Content starts

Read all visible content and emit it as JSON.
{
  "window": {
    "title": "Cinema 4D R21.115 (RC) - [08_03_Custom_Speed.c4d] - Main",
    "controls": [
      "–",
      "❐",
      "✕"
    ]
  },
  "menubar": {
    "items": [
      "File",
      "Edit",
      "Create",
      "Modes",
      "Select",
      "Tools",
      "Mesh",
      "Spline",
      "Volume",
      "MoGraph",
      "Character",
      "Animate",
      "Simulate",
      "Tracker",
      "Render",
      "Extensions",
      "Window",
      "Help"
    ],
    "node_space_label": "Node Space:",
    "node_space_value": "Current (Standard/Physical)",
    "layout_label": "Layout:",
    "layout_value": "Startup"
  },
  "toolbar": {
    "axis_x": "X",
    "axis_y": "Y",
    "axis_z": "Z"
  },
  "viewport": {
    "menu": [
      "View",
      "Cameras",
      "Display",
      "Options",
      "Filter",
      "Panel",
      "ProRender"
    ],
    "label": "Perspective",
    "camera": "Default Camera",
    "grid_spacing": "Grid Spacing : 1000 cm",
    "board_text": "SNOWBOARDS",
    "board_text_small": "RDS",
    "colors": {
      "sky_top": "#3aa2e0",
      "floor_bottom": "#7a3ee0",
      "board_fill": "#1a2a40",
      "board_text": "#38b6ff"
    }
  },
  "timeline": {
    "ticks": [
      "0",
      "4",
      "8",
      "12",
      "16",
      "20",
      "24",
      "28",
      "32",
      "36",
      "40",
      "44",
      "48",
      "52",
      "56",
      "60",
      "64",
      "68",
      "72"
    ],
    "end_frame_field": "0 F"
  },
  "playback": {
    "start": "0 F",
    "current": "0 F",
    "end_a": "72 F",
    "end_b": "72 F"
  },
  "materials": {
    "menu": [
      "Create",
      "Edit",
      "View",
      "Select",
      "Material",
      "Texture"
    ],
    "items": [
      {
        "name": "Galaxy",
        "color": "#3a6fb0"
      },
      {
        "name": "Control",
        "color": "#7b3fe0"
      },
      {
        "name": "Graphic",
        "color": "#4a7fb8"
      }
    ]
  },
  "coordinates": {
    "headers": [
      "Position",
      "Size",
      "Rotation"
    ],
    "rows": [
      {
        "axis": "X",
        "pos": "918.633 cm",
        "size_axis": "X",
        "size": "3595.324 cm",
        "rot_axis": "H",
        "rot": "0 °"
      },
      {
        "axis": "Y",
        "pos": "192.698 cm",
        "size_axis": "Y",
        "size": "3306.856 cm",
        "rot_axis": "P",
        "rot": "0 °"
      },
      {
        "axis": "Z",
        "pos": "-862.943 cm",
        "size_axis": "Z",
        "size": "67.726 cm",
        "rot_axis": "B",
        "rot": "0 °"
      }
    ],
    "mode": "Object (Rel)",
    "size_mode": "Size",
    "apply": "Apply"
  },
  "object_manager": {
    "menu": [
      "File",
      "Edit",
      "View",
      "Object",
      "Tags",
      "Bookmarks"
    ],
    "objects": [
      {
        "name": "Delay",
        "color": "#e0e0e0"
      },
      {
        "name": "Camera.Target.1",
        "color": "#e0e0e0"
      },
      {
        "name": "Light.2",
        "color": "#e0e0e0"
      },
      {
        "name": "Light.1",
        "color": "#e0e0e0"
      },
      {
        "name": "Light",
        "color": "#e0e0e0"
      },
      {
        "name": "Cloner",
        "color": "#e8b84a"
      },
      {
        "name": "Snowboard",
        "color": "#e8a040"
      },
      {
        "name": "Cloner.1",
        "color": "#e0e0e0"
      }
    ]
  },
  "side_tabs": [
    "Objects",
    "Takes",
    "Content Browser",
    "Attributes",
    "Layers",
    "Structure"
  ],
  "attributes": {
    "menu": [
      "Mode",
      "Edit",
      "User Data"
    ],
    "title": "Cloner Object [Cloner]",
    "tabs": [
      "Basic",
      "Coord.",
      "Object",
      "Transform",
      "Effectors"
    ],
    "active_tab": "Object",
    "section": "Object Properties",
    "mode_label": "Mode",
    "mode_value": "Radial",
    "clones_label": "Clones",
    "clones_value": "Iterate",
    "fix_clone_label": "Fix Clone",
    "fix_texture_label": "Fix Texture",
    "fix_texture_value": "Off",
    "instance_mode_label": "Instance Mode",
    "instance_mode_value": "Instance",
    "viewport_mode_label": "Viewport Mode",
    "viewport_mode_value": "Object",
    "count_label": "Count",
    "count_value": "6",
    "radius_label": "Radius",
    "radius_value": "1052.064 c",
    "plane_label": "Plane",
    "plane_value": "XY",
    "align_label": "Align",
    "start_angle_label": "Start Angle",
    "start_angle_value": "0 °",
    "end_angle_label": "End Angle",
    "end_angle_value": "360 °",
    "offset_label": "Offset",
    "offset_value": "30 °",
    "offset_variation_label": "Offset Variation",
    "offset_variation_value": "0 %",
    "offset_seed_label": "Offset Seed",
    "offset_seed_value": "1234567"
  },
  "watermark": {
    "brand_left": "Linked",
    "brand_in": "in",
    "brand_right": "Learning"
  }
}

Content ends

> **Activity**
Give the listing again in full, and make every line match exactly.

> **Task solution**
Read all visible content and emit it as JSON.
{
  "window": {
    "title": "Cinema 4D R21.115 (RC) - [08_03_Custom_Speed.c4d] - Main",
    "controls": [
      "–",
      "❐",
      "✕"
    ]
  },
  "menubar": {
    "items": [
      "File",
      "Edit",
      "Create",
      "Modes",
      "Select",
      "Tools",
      "Mesh",
      "Spline",
      "Volume",
      "MoGraph",
      "Character",
      "Animate",
      "Simulate",
      "Tracker",
      "Render",
      "Extensions",
      "Window",
      "Help"
    ],
    "node_space_label": "Node Space:",
    "node_space_value": "Current (Standard/Physical)",
    "layout_label": "Layout:",
    "layout_value": "Startup"
  },
  "toolbar": {
    "axis_x": "X",
    "axis_y": "Y",
    "axis_z": "Z"
  },
  "viewport": {
    "menu": [
      "View",
      "Cameras",
      "Display",
      "Options",
      "Filter",
      "Panel",
      "ProRender"
    ],
    "label": "Perspective",
    "camera": "Default Camera",
    "grid_spacing": "Grid Spacing : 1000 cm",
    "board_text": "SNOWBOARDS",
    "board_text_small": "RDS",
    "colors": {
      "sky_top": "#3aa2e0",
      "floor_bottom": "#7a3ee0",
      "board_fill": "#1a2a40",
      "board_text": "#38b6ff"
    }
  },
  "timeline": {
    "ticks": [
      "0",
      "4",
      "8",
      "12",
      "16",
      "20",
      "24",
      "28",
      "32",
      "36",
      "40",
      "44",
      "48",
      "52",
      "56",
      "60",
      "64",
      "68",
      "72"
    ],
    "end_frame_field": "0 F"
  },
  "playback": {
    "start": "0 F",
    "current": "0 F",
    "end_a": "72 F",
    "end_b": "72 F"
  },
  "materials": {
    "menu": [
      "Create",
      "Edit",
      "View",
      "Select",
      "Material",
      "Texture"
    ],
    "items": [
      {
        "name": "Galaxy",
        "color": "#3a6fb0"
      },
      {
        "name": "Control",
        "color": "#7b3fe0"
      },
      {
        "name": "Graphic",
        "color": "#4a7fb8"
      }
    ]
  },
  "coordinates": {
    "headers": [
      "Position",
      "Size",
      "Rotation"
    ],
    "rows": [
      {
        "axis": "X",
        "pos": "918.633 cm",
        "size_axis": "X",
        "size": "3595.324 cm",
        "rot_axis": "H",
        "rot": "0 °"
      },
      {
        "axis": "Y",
        "pos": "192.698 cm",
        "size_axis": "Y",
        "size": "3306.856 cm",
        "rot_axis": "P",
        "rot": "0 °"
      },
      {
        "axis": "Z",
        "pos": "-862.943 cm",
        "size_axis": "Z",
        "size": "67.726 cm",
        "rot_axis": "B",
        "rot": "0 °"
      }
    ],
    "mode": "Object (Rel)",
    "size_mode": "Size",
    "apply": "Apply"
  },
  "object_manager": {
    "menu": [
      "File",
      "Edit",
      "View",
      "Object",
      "Tags",
      "Bookmarks"
    ],
    "objects": [
      {
        "name": "Delay",
        "color": "#e0e0e0"
      },
      {
        "name": "Camera.Target.1",
        "color": "#e0e0e0"
      },
      {
        "name": "Light.2",
        "color": "#e0e0e0"
      },
      {
        "name": "Light.1",
        "color": "#e0e0e0"
      },
      {
        "name": "Light",
        "color": "#e0e0e0"
      },
      {
        "name": "Cloner",
        "color": "#e8b84a"
      },
      {
        "name": "Snowboard",
        "color": "#e8a040"
      },
      {
        "name": "Cloner.1",
        "color": "#e0e0e0"
      }
    ]
  },
  "side_tabs": [
    "Objects",
    "Takes",
    "Content Browser",
    "Attributes",
    "Layers",
    "Structure"
  ],
  "attributes": {
    "menu": [
      "Mode",
      "Edit",
      "User Data"
    ],
    "title": "Cloner Object [Cloner]",
    "tabs": [
      "Basic",
      "Coord.",
      "Object",
      "Transform",
      "Effectors"
    ],
    "active_tab": "Object",
    "section": "Object Properties",
    "mode_label": "Mode",
    "mode_value": "Radial",
    "clones_label": "Clones",
    "clones_value": "Iterate",
    "fix_clone_label": "Fix Clone",
    "fix_texture_label": "Fix Texture",
    "fix_texture_value": "Off",
    "instance_mode_label": "Instance Mode",
    "instance_mode_value": "Instance",
    "viewport_mode_label": "Viewport Mode",
    "viewport_mode_value": "Object",
    "count_label": "Count",
    "count_value": "6",
    "radius_label": "Radius",
    "radius_value": "1052.064 c",
    "plane_label": "Plane",
    "plane_value": "XY",
    "align_label": "Align",
    "start_angle_label": "Start Angle",
    "start_angle_value": "0 °",
    "end_angle_label": "End Angle",
    "end_angle_value": "360 °",
    "offset_label": "Offset",
    "offset_value": "30 °",
    "offset_variation_label": "Offset Variation",
    "offset_variation_value": "0 %",
    "offset_seed_label": "Offset Seed",
    "offset_seed_value": "1234567"
  },
  "watermark": {
    "brand_left": "Linked",
    "brand_in": "in",
    "brand_right": "Learning"
  }
}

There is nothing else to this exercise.